Stability of chitosan coating on pericardium tissue in rat model In this series of experiments we analyzed the amount of chitosan remaining on bovine pericardium matrices after in vivo experiments on rat model. Collagen matrices with tritium-labeled chitosan coating of known mass were subcutaneously implanted into rats and left for 4 months. After 4 months the matrices were explanted and the amount of tritium-labelled chitosan remaining on matrices was determined. It was revealed that in two out of three investigated chitosan samples, for which the mass ratio of adsorbed chitosan to the matrix weight was 0.2 and 0.3% («Chitosan 50», «Chitosan 100», respectively), the amount of adsorbed chitosan did not change after in vivo presence. The data is summarized in Table II. Alternatively, for “chitosan 210” sample, which demonstrated the highest level of adsorption from carbonic acid solution compared to other samples, the mass of the adsorbed chitosan reduced by 15% after the in vivo experiment. Thus, we can conclude that using tritium labeling we still reliably reveal a detectable amount of chitosan, remaining on collagen matrices after the presence in animal (rat) body, which models the presence of valve prosthesis in human body.

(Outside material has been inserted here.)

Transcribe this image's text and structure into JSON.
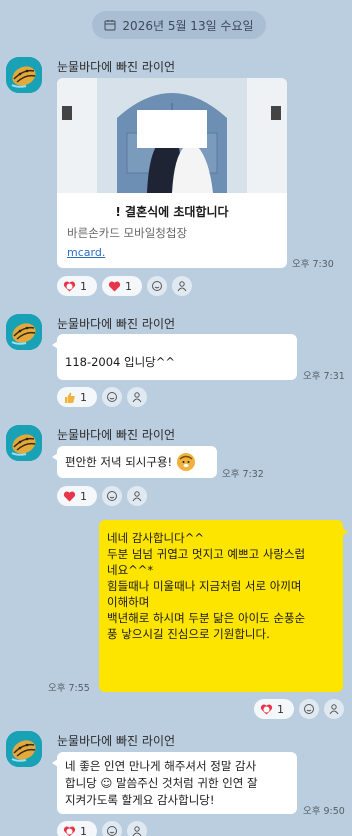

FIGURE 1. Histological sections of pericardium matrices treated with chitosan in carbonic acid stained with hematoxylin & eosin (a) and with Van Gieson stain (b). Optical magnification 4003. Image size 500 3 376 lm2. Scale bars correspond to 50 lm.

staining is the manifestation of the influence of chitosan coating, which may affect binding of the stains molecules to the collagen matrix. Still, the demonstrated fact, that the organization of collagen fibrils is not significantly disturbed by the exposure in solutions of chitosan in carbonic acid, correlates well with our previous observations that mechanical properties of the tissue were not deteriorated by the treatment.5

In vitro testing of chitosan degradation In AFM images of all three samples one can clearly see a film of chitosan, densely covering all the surface of mica substrates. The thickness of the film was measured by means of applying very high force in AFM while scanning a smaller area, followed by subsequent imaging a larger area under normal imaging conditions. The measured thickness varied from 20 to 120 nm, depending on the location on the sample. No “islands” of uncovered mica were detected. After oxidative-reductive degradation (ORD), no detectable chitosan films were revealed in either of the samples, and images did not show any reliable difference from control samples of pure mica immersed in ORD solution. After incubation in lysozyme solution, the degradation of chitosan coatings was not essential (Figure 2). All the surface of mica was still covered with chitosan, the overall amount of the adsorbed material, being in correlation with

TABLE II. Data on Stability of Chitosan Coverage on Bovine Pericardium Tissue After In Vivo Experiment: Mass of Chitosan on the Matrix Before and After the In Vivo Incubation as Detected by Tritium Labelling Method, the Mass Ratio of Chitosan/ Matrix Before and After In Vivo Experiment and the Portion of Chitosan Remaining in the Matrix After the In Vivo Experiment Mass of the Chitosan on the Matrix

Sample Chitosan 100 Chitosan 50 Chitosan 210

The Mass Ratio of Chitosan/Matrix

Before In Vivo Experiment (mg)

After In Vivo Experiment (mg)

Before In Vivo Experiment (%)

After In Vivo Experiment (%)

The Portion of Chitosan Remaining in the Matrix After the In Vivo Experiment (%)

0.032 6 0.002 0.047 6 0.001 0.109 6 0.008

0.033 6 0.006 0.046 6 0.014 0.085 6 0.011

0.30 6 0.05 0.45 6 0.06 1.03 6 0.15

0.31 6 0.07 0.44 6 0.14 0.80 6 0.15

102 6 21 98 6 30 78 6 12

The Difference in Chitosan Amount Before and After In Vivo Experiments, ANOVA, p valuesa 0.85 0.91 0.00014

a Values of p of